There are many metropolitan regions that are small enough that they can be traversed in a half-hour by car, even when avoiding freeways altogether. These are places where the commuting times of workers are physically limited by the fact that there simply are not jobs past a certain point, and where traffic isn’t concentrated enough to ever make congestion a problem.
Places that fit these conditions — most medium and small American cities fit the bill — offer their inhabitants access to virtually all jobs in the metropolitan area via automobile.
But the biggest regions, with populations of one million or more, are often too large to provide such easy mobility to their inhabitants. Sprawling growth makes getting from one edge to the other a time-consuming experience, while urban density and over-used freeway networks make congestion a major problem. Despite their immense populations and huge number of job openings, the difficulties of getting around in these cities reduce employment opportunities for a significant part of the workforce.
New York’s Southeast Queens is a case in point: despite being relatively close physically to the huge Manhattan business districts, average one-way commute times among all workers from the neighborhood are upwards of fifty minutes. Few subway stations, expensive commuter rail options, and a circuitous bus network spell long journeys to work for the neighborhood’s inhabitants.
This problem — repeated across the country — is especially serious for the poorer sections of every region’s population because job growth is typically concentrated in a region’s “favored quarter,” where the wealthiest inhabitants live, often far from affordable housing. The suburban dispersion of the poor, an increasing problem in both the U.S. and Europe, doesn’t help matters much — in fact, it may actually contribute to increasing the difficulty of finding a job. Thus, for low-income people, having strong transit links from one side of a big region to the other is essential to preserving equal mobility across income classes.

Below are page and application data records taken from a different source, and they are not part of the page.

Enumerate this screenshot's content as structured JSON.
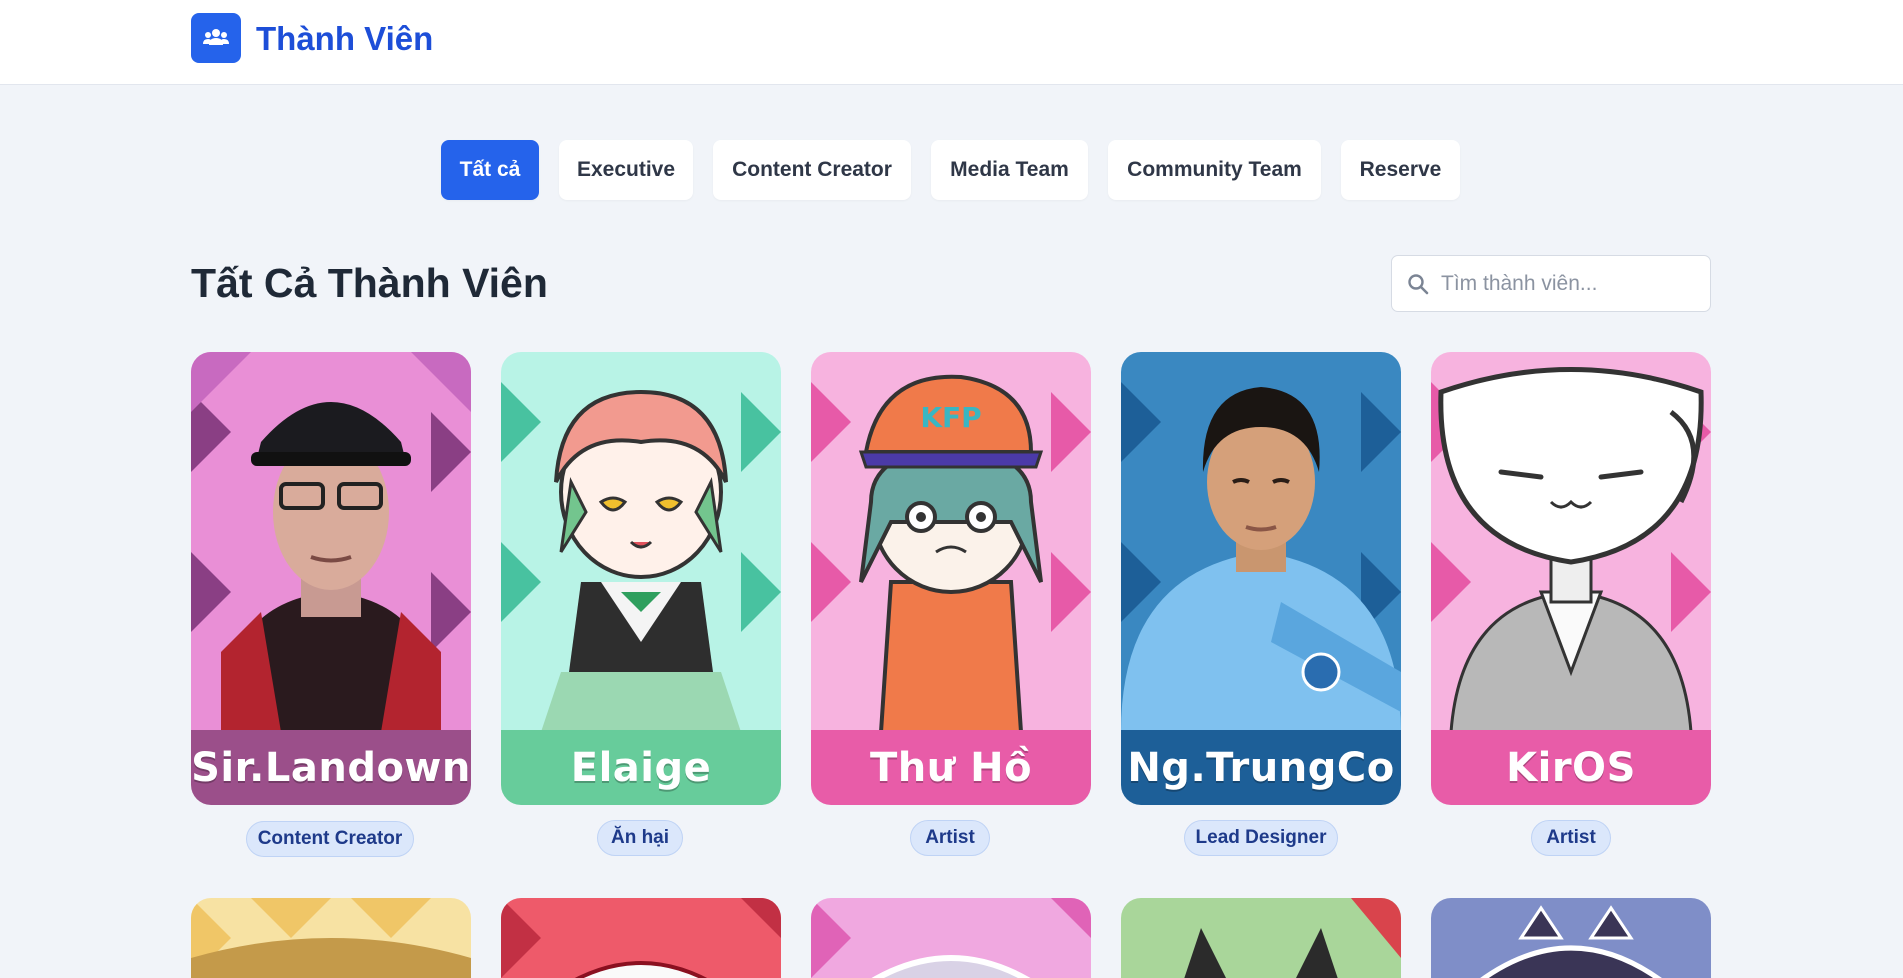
{
  "header": {
    "site_title": "Thành Viên",
    "logo_icon": "users-icon"
  },
  "tabs": [
    {
      "label": "Tất cả",
      "active": true
    },
    {
      "label": "Executive",
      "active": false
    },
    {
      "label": "Content Creator",
      "active": false
    },
    {
      "label": "Media Team",
      "active": false
    },
    {
      "label": "Community Team",
      "active": false
    },
    {
      "label": "Reserve",
      "active": false
    }
  ],
  "section": {
    "title": "Tất Cả Thành Viên",
    "search_placeholder": "Tìm thành viên...",
    "search_value": ""
  },
  "members": [
    {
      "name": "Sir.Landown",
      "role": "Content Creator",
      "band_color": "#9b4f8a",
      "bg_color": "#e98fd6"
    },
    {
      "name": "Elaige",
      "role": "Ăn hại",
      "band_color": "#67cc9b",
      "bg_color": "#b8f3e6"
    },
    {
      "name": "Thư Hồ",
      "role": "Artist",
      "band_color": "#e85ca8",
      "bg_color": "#f7b3df"
    },
    {
      "name": "Ng.TrungCo",
      "role": "Lead Designer",
      "band_color": "#1d5f98",
      "bg_color": "#3a88c1"
    },
    {
      "name": "KirOS",
      "role": "Artist",
      "band_color": "#e85ca8",
      "bg_color": "#f7b3df"
    }
  ],
  "members_row2": [
    {
      "bg_color": "#f7e2a3"
    },
    {
      "bg_color": "#ee5a6a"
    },
    {
      "bg_color": "#f0a8e0"
    },
    {
      "bg_color": "#a9d69a"
    },
    {
      "bg_color": "#7f8ec8"
    }
  ]
}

Focusing on the Broadway corridor, which connects the University of British Columbia to City Hall and the city’s SkyTrain rapid transit network, Condon suggests that the city has a choice: Build one seven-mile extension of the rail line, at a cost of $2.8 billion, or construct 110 miles of streetcars modeled on those in Portland, Oregon.

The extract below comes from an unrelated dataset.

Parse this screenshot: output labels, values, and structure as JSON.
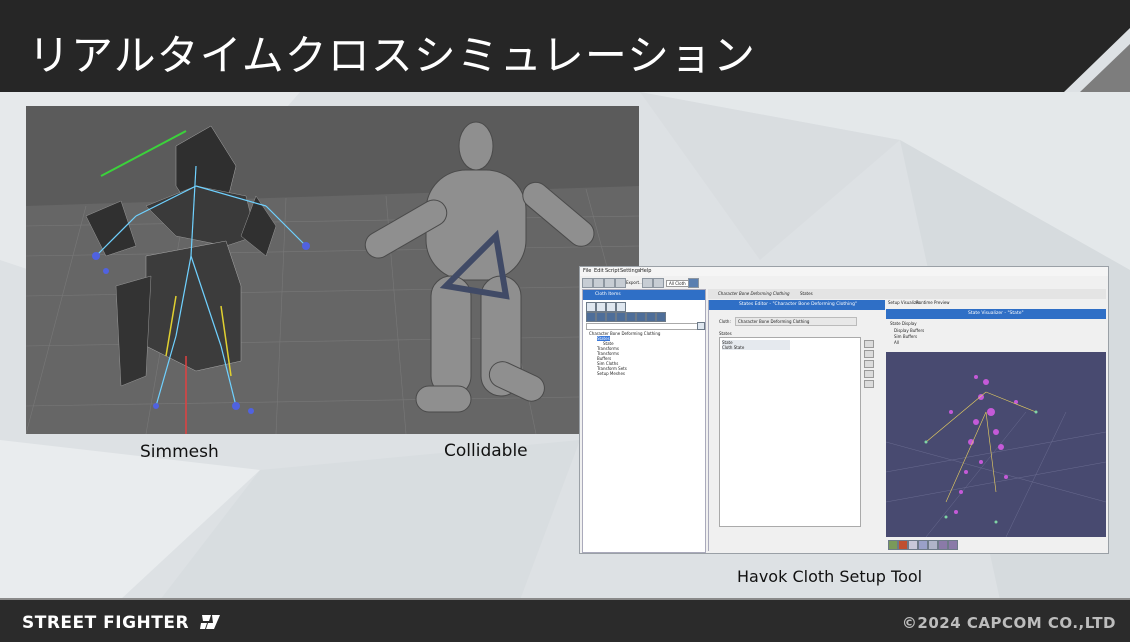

According to Condon, streetcars are the more sustainable solution because they encourage people to limit their daily travel distances and facilitate the creation of walkable urban environments. By spreading the streetcars across the city for the same price as just one rapid transit project, you can provide transportation alternatives for people throughout the city, rather than just in one corridor.
Condon’s philosophy is attracting mainstream adherents: After spending decades focusing almost entirely on providing transit capital funds to just the biggest, fastest projects, under the Obama Administration the U.S. Department of Transportation has show itself to be a big supporter of slow and cheap streetcars. Secretary of Transportation Ray LaHood has already announced grants for such projects in New Orleans, Detroit, Dallas, Tucson, and Portland — and he has established a special $280 million grant program specifically for inner-city “circulators.”
These kind of transportation tools are seen as essential to encourage the kind of “livable” communities that are the current ideal of many urban planners.
But, as Jarrett Walker points out at Human Transit, this argument only goes so far. For one, streetcars, as Condon freely admits, are slow, sometimes slower than equivalent buses, meaning that they won’t necessarily expand the ability of anyone to get around. In opposition to rapid transit, they do not benefit from entirely grade-separated rights-of-way. Meanwhile, Walker suggests that rapid transit stations, with huge numbers of users at all times of the day, are actually often better than limited-use streetcar stops at spurring development around stops.
More importantly, though, the limited speed of streetcar-type vehicles inhibits equity of access within a large metropolis like Vancouver. By advocating streetcars, Condon is implicitly arguing that people should stay in their neighborhoods for most of their trips; that they should find work, go shopping, and be entertained in their near surroundings. If people have to rely on slow transit, they simply won’t have the time to be making trips across the region. (Or, of course, they might switch to driving their private automobiles, which would defeat the point of the transit investment entirely.)
Though this approach would likely produce better ecological outcomes (less energy consumption per person as a result of reduced transport mileage), it would exacerbate spatial inequalities. Because jobs (especially well-paid ones) tend to be concentrated in the favored quarter, poorer inhabitants living far away from that zone would be isolated from employment opportunities and thus be deprived of chances for income growth. Or they would face devastatingly long commutes.
In the case of Vancouver, because the University of British Columbia is situated at the far edge of the region, providing only slow transit access to it basically shuts out a huge percentage of the region’s population to its benefits. If the Vancouver metropolitan area were smaller, it could be argued that streetcars could allow quick-enough transportation, but Canada’s third largest city spreads out over a huge area. Speed is essential.
I do not intend to suggest that the ultimate goals espoused by Condon are inappropriate: it makes sense to try to limit carbon emissions through a reduction in the use of vehicular transport, and encouraging walkable communities should be paramount in planning decision-making. However, without equality of opportunity throughout a large metropolitan region, the lack of fast transportation options could ultimately act as a stumbling block in working towards improved access to all.